Before writing about ancient Chinese Medicine and its comprehensive knowledge, I like to share with you some of my own thoughts related to it.
To me working with it is like drawing water from a deep well, I have to prime it every time in order to bring up its clear water.
This means that working with an individual with a disharmony, a connection must be made to his/her Original Source Chi as well as to that of the greater cosmos. The goal is to fit into the workings of the great Vital Energy – Wu Chi. Only then can we truly help and be helped.
My sincere hope is that you can experience the balanced awareness that is necessary for complete healing of yourself and those you love.
In order to do this a silent and receptive state of mind is required. Without this receptivity, understanding the intricate patterns of dis-harmonies cannot become clear.
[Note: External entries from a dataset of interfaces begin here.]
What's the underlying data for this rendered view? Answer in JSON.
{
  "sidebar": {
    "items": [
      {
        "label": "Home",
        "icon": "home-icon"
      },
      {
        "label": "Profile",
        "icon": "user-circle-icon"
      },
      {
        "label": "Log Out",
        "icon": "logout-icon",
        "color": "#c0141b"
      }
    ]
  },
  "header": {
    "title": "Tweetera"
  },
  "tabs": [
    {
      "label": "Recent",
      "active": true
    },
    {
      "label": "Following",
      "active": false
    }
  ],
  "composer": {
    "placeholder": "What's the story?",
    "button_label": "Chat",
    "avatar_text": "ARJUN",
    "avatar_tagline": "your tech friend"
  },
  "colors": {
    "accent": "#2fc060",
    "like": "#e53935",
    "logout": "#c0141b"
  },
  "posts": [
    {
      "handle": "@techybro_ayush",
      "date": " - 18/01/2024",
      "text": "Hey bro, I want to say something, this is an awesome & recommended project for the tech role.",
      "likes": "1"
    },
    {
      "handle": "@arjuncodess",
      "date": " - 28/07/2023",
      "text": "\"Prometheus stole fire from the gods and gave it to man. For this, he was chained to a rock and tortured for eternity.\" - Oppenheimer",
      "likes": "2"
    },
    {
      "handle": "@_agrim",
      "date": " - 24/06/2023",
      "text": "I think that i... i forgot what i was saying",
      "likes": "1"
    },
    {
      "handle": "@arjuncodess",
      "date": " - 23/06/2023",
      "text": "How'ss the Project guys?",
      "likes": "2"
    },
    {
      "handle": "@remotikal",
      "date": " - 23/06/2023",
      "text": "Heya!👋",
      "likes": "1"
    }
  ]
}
Intellectually we can gather information and apply it, we can even experience temporary relief, but ultimately our intuitive channel must become clear for lasting healing and wellness.
Therefore I’m asking you to open up your consciousness to the kind of knowledge which I searched for (and still do), through my studies of the ancient Chinese Medicine in the eighties.
And in addition to having been trained as a Healing Tao instructor by Mantak Chia, I have explored many teachings, been with Sufi masters and studied spiritual texts including writings of Lao Tzu, Chuang Tzu and the Chinese classic ‘The Secret of the Golden Flower’ and most recently ‘In the Light of Truth’ by Abd-ru-shin.
All of them require a shift in consciousness every time I read them.
When I decided to study ancient Chinese Medicine in depth after reading the Huang Di Neijing (The Yellow Emperor’s Classic of Internal Medicine), I realized that here is a health system through which I can bring some of my spiritual understanding into a usable format.
Later, when I began to practice Traditional Chinese Medicine (TCM), I found that with each individual with whom I worked, we sought for ‘the main thread of the fabric’ that connects us to the ‘tone vibration’ present in all and everything.
Medicine Tao. The comprehensive and profound knowledge gathered and presented in the books on ancient Chinese Medicine carry a unifying message of the micro-macro cosmic universe.
The question of effective acupuncture and specific herbs for health and healing were important to the ancient acupuncture doctor.
But equally important was how to guide the individual toward ‘Tao of Health’, a harmonious lifestyle by daily use of natural healing foods and remedies found in his environment.
Instructions were given how to clear the energy system of the body in order to unify its function with the laws of nature and the greater cosmos.
Helping the person understand this goal of unity, even to inspire him to work toward longevity and the glorious destiny of Enlightenment, a birthright of every human being, was an important aspect of acupuncture doctor’s work.
In the light of our modern knowledge, writing these pages is a modest but sincere attempt toward this noble goal.
Without the desire to understand the whole, the treatments we learn to give ourselves and those we love will be patchwork. They cannot last without this deep commitment to the comprehensive physical-emotional-spiritual well-being.
Unifying Logic of TCM
As you read about the ancient Chinese Medicine you’ll discover that although it is less analytical than our Western medicine, it is brilliant in its unifying logic. And I believe that by fully understanding this we can work toward permanently satisfying results.
Like most of its counterparts in other countries, Traditional Chinese Medicine evolved through the millenniums as a reflection of the culture and the philosophical-religious outlook of its people.
Tao, the Way of Harmony, is the directive and foundation of the mysterious intermingling of ‘heaven, earth and man’. Chinese Medicine describes health and illness as phenomena in relation to Tao’s natural laws operating in all Creation.
Constantly Forming Vital Energy or Chi
Central to TCM is the concept of Vital Energy or Chi, which constantly creates itself anew in a myriad of forms, – yet in its essence is one – therein lies its paradox. However, when correctly understood it also reveals its beautiful and simple logic.
Huang Di Neijing is a summary of the medical practices and theoretical knowledge up to 500 to 300 BC when it was compiled by unknown authors.
Confidence to Conquer Illness
The book says that in order to completely heal a person, acupuncture, herbs and the other modalities are only one aspect of the treatment. There must also be integrated within the patient in other ways.
“When people lack the confidence to conquer illness, they allow the Spirit to scatter and wither away. They let their emotions take control of their lives. They spend their days drowned in desires and worries, exhausting their Jing essence, their Chi and Shen spirit. Of course then, even with these other modalities, the disease will not be cured.”
As a product of a long process of synthesizing one discovery with another, one region with another and one dynasty with another, Neijing provides the basis for the massive medical knowledge compiled through the later centuries.
Adaptability of TCM
Because of this Chinese Medicine’s ability to adapt, it’s principles based on the Law of Yin and Yang – and all that it contains – are applicable even in our changeable conditions and discoveries of the Western Medicine.
In my over twenty-five year practice of TCM, I did not discover even once any contradiction between Chinese Medicine and its Western counterpart. Instead, I found that they can complement each other in a supportive way when the principles are understood and practices properly applied.